I don’t think Paul Kimmage would, since he has often complained of the corrosive weed of soccer coverage in the media, strangling exposure for other sports.
But in advance of such an adjudication system emerging, it is easy to be cynical about Katie Taylor. We might consider her the first true convenience sportswoman.
A heroine that doesn’t take up too much of our time.
A provider of iconic moments that most haven’t actually seen.
TG4 says 200,000 tuned in at some time between live and highlights coverage of her semi-final and final in Jeju, last month.
Not bad, for dawn broadcasts, but the nation breathed freely enough.
Sure, we could do with some low-maintenance heroes at a time when we hear too much, in a week when we had to learn about Roy Keane’s doorstepping and the mirrored ceiling in Andy Carroll’s bedroom.
But it might be a little unfair to put down Katie’s appeal to a handy box-ticking exercise that doesn’t demand much investment.
And even if we could measure everything, it seems soon to assess her against others who sit in long-established hierarchies; someone who has built her sport from the inside, then sat atop it, refusing to be knocked off.
Anaïs Nin was a writer who made her name in an area where women hadn’t thrived.
Some people call her the original Carrie Bradshaw, now that Anaïs is dead and can’t hear them.
We’ll call it the area of dirty books, where, by all accounts, Anaïs also specialised in more authoritative material than you’d find between the covers of Nuts.
“The analogy between the artist and the child is that both live in a world of their own making,” she once said.
After her Olympic win, RSVP magazine called Katie Taylor “our golden child”.
If a 28-year-old woman can seem childlike to us at times, it may be down to her grace, her gentle manner, or the enviable certainty she exudes about who she is and what she believes.
Or it may be that she lives in a world of her own making.
As iconic achievements go, that probably still just trumps making it out of the Europa League group stages.

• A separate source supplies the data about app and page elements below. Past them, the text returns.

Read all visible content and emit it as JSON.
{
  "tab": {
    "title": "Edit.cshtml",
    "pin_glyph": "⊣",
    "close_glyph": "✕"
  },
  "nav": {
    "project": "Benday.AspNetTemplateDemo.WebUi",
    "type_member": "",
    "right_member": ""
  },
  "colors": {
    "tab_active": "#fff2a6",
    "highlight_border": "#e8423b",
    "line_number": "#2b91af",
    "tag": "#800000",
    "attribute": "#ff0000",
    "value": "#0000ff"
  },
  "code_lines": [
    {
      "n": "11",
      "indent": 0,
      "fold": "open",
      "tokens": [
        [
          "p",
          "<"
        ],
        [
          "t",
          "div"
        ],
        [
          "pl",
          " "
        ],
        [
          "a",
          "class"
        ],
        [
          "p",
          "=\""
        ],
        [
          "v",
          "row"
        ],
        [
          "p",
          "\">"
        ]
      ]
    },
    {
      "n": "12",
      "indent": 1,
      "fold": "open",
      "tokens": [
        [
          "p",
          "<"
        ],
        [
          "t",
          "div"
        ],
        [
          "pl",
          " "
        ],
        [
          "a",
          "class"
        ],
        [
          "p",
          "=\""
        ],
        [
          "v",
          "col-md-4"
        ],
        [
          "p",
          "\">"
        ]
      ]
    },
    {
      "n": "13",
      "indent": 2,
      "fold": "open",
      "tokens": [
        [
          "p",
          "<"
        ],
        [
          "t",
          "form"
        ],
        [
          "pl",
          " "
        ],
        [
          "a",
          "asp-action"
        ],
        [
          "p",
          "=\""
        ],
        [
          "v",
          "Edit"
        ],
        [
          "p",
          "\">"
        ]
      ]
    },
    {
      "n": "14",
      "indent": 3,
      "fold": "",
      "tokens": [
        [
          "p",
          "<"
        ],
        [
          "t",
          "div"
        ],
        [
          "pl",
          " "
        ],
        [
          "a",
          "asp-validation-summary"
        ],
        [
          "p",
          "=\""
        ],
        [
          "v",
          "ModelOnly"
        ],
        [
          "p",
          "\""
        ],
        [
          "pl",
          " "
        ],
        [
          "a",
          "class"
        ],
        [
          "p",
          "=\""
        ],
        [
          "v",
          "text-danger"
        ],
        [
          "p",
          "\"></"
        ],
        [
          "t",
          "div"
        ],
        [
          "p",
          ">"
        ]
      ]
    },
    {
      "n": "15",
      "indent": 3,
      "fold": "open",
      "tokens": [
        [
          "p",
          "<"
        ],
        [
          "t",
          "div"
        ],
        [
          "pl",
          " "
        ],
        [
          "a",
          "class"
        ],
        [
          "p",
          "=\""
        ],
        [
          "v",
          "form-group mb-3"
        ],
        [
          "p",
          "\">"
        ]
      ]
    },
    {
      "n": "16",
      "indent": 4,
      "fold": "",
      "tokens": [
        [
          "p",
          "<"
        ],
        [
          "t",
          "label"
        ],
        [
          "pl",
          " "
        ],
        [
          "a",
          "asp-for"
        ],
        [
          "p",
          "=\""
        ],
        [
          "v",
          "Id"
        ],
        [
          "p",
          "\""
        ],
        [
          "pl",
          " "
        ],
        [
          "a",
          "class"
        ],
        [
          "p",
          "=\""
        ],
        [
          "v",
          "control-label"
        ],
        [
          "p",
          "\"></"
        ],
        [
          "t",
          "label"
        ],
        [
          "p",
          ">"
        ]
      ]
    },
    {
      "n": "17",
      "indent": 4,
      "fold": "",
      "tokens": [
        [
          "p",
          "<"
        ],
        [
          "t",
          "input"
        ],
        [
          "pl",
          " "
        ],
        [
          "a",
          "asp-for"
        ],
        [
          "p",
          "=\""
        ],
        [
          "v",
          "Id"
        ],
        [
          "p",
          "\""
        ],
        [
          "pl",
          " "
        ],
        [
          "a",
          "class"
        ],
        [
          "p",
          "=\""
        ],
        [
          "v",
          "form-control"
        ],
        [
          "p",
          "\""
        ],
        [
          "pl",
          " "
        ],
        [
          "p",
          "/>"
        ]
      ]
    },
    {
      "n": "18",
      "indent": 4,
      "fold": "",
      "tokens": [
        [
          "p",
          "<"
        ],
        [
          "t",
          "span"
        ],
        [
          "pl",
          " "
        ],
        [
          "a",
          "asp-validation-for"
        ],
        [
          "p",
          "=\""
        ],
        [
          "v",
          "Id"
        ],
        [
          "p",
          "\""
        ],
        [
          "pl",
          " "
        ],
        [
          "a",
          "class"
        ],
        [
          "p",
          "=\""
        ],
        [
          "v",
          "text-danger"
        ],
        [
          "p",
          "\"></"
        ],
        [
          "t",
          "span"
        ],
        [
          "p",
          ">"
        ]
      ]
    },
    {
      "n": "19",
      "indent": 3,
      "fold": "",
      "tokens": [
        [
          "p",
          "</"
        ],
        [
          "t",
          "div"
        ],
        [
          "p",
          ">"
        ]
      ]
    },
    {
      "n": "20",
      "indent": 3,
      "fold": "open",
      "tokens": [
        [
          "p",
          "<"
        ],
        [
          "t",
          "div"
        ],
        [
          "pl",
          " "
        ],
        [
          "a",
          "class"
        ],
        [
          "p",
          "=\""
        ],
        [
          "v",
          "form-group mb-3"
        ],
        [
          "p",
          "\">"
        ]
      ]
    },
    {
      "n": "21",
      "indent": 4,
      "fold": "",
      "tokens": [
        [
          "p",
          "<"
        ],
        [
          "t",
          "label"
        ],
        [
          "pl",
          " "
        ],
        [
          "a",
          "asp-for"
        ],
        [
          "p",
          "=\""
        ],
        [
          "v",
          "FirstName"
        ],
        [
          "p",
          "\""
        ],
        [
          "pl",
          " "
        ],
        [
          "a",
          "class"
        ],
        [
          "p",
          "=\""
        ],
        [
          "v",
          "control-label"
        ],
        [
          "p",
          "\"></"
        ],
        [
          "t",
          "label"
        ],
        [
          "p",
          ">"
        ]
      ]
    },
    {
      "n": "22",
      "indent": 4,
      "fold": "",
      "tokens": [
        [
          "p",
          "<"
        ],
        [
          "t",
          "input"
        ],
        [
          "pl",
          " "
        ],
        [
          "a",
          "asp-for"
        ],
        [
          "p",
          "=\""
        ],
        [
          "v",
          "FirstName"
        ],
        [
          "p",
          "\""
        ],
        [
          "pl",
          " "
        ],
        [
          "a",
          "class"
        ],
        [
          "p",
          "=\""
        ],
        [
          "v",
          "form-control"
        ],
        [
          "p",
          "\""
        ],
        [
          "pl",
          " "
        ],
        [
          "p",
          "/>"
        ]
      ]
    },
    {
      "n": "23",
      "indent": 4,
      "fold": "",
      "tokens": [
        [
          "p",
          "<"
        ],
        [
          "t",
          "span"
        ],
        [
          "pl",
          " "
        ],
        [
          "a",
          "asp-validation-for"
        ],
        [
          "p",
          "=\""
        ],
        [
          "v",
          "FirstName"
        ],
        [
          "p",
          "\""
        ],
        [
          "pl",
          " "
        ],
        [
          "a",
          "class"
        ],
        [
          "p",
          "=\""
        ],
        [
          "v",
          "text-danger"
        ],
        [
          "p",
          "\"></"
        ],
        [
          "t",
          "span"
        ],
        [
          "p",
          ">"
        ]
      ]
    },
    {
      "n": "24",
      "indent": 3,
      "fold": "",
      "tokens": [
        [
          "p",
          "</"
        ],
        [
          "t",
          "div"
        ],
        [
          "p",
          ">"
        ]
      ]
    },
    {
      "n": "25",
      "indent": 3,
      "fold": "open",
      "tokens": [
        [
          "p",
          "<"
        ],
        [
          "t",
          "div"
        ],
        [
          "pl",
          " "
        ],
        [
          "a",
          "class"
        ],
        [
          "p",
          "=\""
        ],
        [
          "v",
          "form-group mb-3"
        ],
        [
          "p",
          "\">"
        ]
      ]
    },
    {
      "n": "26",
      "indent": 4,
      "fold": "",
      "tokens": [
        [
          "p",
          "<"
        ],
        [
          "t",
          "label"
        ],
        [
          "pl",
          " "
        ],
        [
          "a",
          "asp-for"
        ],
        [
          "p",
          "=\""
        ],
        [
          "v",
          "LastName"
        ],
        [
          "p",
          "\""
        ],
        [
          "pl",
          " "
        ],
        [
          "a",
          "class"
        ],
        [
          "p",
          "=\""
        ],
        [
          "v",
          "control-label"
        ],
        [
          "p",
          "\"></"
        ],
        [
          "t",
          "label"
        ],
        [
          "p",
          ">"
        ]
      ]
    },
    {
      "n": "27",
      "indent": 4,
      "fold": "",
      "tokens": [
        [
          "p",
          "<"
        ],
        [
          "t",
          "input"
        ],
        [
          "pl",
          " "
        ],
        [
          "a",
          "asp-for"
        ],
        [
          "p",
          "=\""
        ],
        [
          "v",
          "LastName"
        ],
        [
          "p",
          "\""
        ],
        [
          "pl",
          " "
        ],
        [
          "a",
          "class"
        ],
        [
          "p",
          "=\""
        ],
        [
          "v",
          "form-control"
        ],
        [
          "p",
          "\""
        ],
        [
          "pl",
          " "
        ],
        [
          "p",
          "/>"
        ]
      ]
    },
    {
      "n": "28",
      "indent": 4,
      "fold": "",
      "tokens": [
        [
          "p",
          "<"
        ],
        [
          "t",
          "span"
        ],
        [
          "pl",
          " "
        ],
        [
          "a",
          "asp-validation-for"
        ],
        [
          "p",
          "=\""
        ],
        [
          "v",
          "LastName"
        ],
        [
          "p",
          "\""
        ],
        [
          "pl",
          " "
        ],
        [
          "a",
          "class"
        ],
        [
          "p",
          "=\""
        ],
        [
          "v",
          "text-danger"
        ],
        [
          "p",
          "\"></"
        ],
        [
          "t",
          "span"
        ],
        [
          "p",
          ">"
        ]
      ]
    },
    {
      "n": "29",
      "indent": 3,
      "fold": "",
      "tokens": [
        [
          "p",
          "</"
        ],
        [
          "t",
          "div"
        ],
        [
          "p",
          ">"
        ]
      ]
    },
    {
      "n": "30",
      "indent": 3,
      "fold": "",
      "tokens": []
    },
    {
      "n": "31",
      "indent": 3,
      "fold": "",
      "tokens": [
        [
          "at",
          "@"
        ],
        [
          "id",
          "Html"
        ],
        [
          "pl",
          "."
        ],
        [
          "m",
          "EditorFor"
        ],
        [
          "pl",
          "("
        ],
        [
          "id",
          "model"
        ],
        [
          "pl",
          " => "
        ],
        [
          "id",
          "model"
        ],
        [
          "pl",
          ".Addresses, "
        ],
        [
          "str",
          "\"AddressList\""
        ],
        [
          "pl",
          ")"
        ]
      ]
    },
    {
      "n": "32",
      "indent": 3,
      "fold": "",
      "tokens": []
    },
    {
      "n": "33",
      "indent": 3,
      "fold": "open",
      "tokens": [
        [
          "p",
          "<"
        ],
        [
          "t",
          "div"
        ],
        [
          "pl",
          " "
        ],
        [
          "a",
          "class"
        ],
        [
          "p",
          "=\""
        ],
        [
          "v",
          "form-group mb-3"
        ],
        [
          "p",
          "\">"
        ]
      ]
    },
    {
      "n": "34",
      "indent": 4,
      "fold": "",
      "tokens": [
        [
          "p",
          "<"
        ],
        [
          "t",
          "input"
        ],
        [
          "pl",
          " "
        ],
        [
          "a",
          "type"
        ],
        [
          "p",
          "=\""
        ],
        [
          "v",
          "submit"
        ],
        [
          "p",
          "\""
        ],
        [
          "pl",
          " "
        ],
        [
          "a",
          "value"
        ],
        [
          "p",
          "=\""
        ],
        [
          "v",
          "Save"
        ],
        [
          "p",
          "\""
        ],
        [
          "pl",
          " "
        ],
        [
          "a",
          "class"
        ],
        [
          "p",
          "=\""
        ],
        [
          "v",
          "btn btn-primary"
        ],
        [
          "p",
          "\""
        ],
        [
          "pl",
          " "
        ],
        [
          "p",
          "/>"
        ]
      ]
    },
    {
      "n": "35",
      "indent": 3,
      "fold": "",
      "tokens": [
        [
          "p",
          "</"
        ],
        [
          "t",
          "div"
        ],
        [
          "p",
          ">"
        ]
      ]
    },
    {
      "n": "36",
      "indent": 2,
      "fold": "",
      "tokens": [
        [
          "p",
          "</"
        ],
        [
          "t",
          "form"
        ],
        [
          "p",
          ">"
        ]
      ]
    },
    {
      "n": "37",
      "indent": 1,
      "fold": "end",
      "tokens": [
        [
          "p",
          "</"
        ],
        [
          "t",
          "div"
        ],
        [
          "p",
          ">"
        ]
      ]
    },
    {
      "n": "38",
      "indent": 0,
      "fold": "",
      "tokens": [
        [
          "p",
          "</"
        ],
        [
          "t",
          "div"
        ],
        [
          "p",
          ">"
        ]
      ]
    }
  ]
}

It is the gift that gives every year. Up into the attic for the decorations, then down with lights that won’t be resuscitated, and a couple of Subbuteo teams that will, once the keeper is left overnight to set.
What education that green sward provided. For many, it introduced a first acquaintance with the unpleasantness of ironing. For some, the last.
It provoked round table discussions; such as why do we have a round kitchen table, necessitating games where it was futile winning a corner because you couldn’t take one. Like Arsenal.
Until you moved to the floor and onto the tragedy of Rogue Knee Massacre.
Other frustrations: The cousin that flicked to kick. How difficult it was to get enough lift to satisfactorily bulge the net. That the ball would never truly rebound off a post, like it did in Mike’s Mini Men in Roy of the Rovers; rather sit there inviting the goalmouth scramble, having knocked the goal askew.
The futility of the pre-Rory Delap long-throw launcher. Did anyone ever head one in? But still magnificent. Now fresh questions, such as is there any way at all the young lad, when he goes to school, will dismiss what his pals are saying about Playstation 7 and Fifa 2018, and urge them to wait, just wait, til the oul fella goes up to the attic for the decorations?
That truly would be Christmas.
STAIRWAY TO HEAVEN
Pat McEnaney: Two refs! Barry Kelly in one half, Brian Gavin in the other. Just the added tactical element hurling needs: lads doubling back into their own half trying to win a free.
Andy Lee, pictured: Another gentle giant who richly deserved his world to change.
HELL IN A HANDCART
IOC: Just a rumour so far, but word they’re planning to axe the Olympic 200m. Are they round the bend?
West Ham: We will never again see a little fella standing wide-eyed in front of Andy Carroll without picturing his folks forking out £600 for the privilege.